He said he had received a letter from Code Enforcement Department for not clearing snow from the sidewalk at one of his rental properties.
Many city-owned sidewalks haven’t been shoveled, he pointed out.
Walker also operates a bus business and is working until 3 in the morning. He has noticed places like West Park where the walkways haven’t been shoveled, he told the councilors.
“You have the audacity to send me a letter saying I’m going to be fined with (nuisance abatement) points assessed to me when you can’t even take care of your own house?” Walker said. “But, to sit here and send me a letter like this when yous don’t even take care of your own house – shame on you.”
City resident Miles Becker also thanked the DPW for its wonderful performance in keeping the city roads snow-free the past couple of weeks, even if they didn’t address the park (as Walker mentioned).

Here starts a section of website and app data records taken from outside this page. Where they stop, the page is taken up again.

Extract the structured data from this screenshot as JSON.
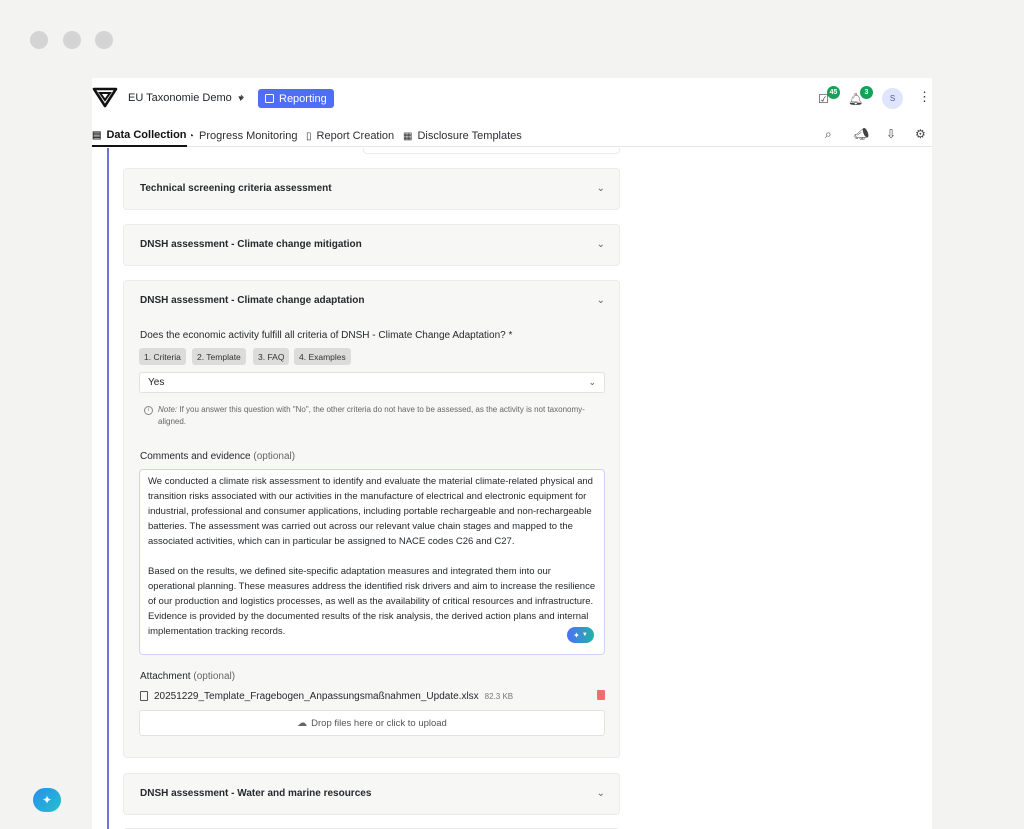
{
  "header": {
    "workspace": "EU Taxonomie Demo",
    "module": "Reporting",
    "tasks_count": "45",
    "notifications_count": "3",
    "avatar_initial": "S"
  },
  "nav": {
    "tabs": [
      {
        "label": "Data Collection",
        "icon": "clipboard-icon",
        "active": true
      },
      {
        "label": "Progress Monitoring",
        "icon": "gauge-icon",
        "active": false
      },
      {
        "label": "Report Creation",
        "icon": "document-icon",
        "active": false
      },
      {
        "label": "Disclosure Templates",
        "icon": "table-icon",
        "active": false
      }
    ],
    "tools": [
      "search-icon",
      "megaphone-icon",
      "export-icon",
      "gear-icon"
    ]
  },
  "sections": [
    {
      "title": "Technical screening criteria assessment",
      "expanded": false
    },
    {
      "title": "DNSH assessment - Climate change mitigation",
      "expanded": false
    },
    {
      "title": "DNSH assessment - Climate change adaptation",
      "expanded": true
    },
    {
      "title": "DNSH assessment - Water and marine resources",
      "expanded": false
    }
  ],
  "form": {
    "question": "Does the economic activity fulfill all criteria of DNSH - Climate Change Adaptation? *",
    "chips": [
      "1. Criteria",
      "2. Template",
      "3. FAQ",
      "4. Examples"
    ],
    "answer": "Yes",
    "note_label": "Note:",
    "note_text": "If you answer this question with \"No\", the other criteria do not have to be assessed, as the activity is not taxonomy-aligned.",
    "comments_label": "Comments and evidence",
    "optional": "(optional)",
    "comment_p1": "We conducted a climate risk assessment to identify and evaluate the material climate-related physical and transition risks associated with our activities in the manufacture of electrical and electronic equipment for industrial, professional and consumer applications, including portable rechargeable and non-rechargeable batteries. The assessment was carried out across our relevant value chain stages and mapped to the associated activities, which can in particular be assigned to NACE codes C26 and C27.",
    "comment_p2": "Based on the results, we defined site-specific adaptation measures and integrated them into our operational planning. These measures address the identified risk drivers and aim to increase the resilience of our production and logistics processes, as well as the availability of critical resources and infrastructure. Evidence is provided by the documented results of the risk analysis, the derived action plans and internal implementation tracking records.",
    "attachment_label": "Attachment",
    "file_name": "20251229_Template_Fragebogen_Anpassungsmaßnahmen_Update.xlsx",
    "file_size": "82.3 KB",
    "dropzone_text": "Drop files here or click to upload"
  },
  "colors": {
    "accent": "#4f6ef7",
    "badge": "#18a058",
    "rail": "#6b74d6",
    "delete": "#f26d6d"
  }
}
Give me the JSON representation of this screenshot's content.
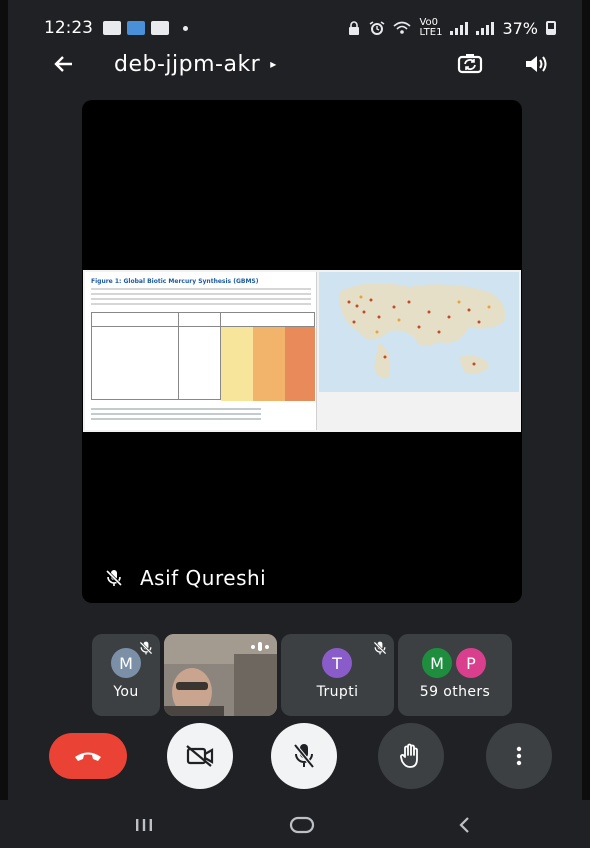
{
  "status_bar": {
    "time": "12:23",
    "battery": "37%",
    "network_label_top": "Vo0",
    "network_label_bottom": "LTE1"
  },
  "header": {
    "meeting_code": "deb-jjpm-akr",
    "caret": "▸"
  },
  "main": {
    "presenter_name": "Asif Qureshi",
    "slide_title": "Figure 1: Global Biotic Mercury Synthesis (GBMS)"
  },
  "participants": [
    {
      "initial": "M",
      "label": "You",
      "avatar_color": "#7b8fa6",
      "muted": true
    },
    {
      "label": "",
      "video": true,
      "speaking": true
    },
    {
      "initial": "T",
      "label": "Trupti",
      "avatar_color": "#8a5cc9",
      "muted": true
    },
    {
      "initials": [
        "M",
        "P"
      ],
      "label": "59 others",
      "avatar_colors": [
        "#1e8e3e",
        "#d93f8c"
      ]
    }
  ],
  "colors": {
    "end_call": "#ea4335",
    "background": "#202124",
    "tile": "#3c4043"
  }
}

“I’m tired of shoveling, picking ice, salting the sidewalks and snow blowing,” he continued. “You know if I’m out there struggling, trying to keep up with all this stuff and if I got assessed three points, I wouldn’t be a very happy person right now.”
Carson tries to keep his property pretty well up to date and the letter didn’t get to his house, it went someplace else, 911 changed the address, Becker said, adding that citing Carson was “unnecessary.”
“I think with the snowfall amount that we’ve had over the past six weeks, I think we need to relax this particular situation. You’ve got to relax on these people. I saw somebody in your ward, First Ward councilor, 80 years old, with a shovel in his hand. He’s out there digging. I said, ‘What are you doing?’ and he said, ‘I am trying to keep up with the law.’ It is really unnecessary to put this kind of pressure on people and we’ve got another, at least, four weeks of winter here,” Becker said.
Councilor Walker said he received a phone call from Zeta Beta Tau, a fraternity at SUNY Oswego, who offered to do community service work for the city.
They are willing to shovel snow for the elderly, handicapped or disabled, he said.
For more information, call Walker at 343-4126.
“I too want to throw some kudos to the DPW commissioner and his staff for the long hours and dedication,” said Kaplewicz.
He urged residents to clear snow from their sidewalks and be cautious as they walk and drive.
Falling ice is a danger now, he said, adding, “There’s some ‘half-a-Volkswagens’ hanging from some homes. Watch where your children are going, watch where they’re playing, watch where your cars are parked.”
Sidewalks belong to the people of this city and should be available to use, just as is a street,” Cosemento said. “The city cannot legislate humility. We need our property owners to manage their properties as if they were the neighbors.”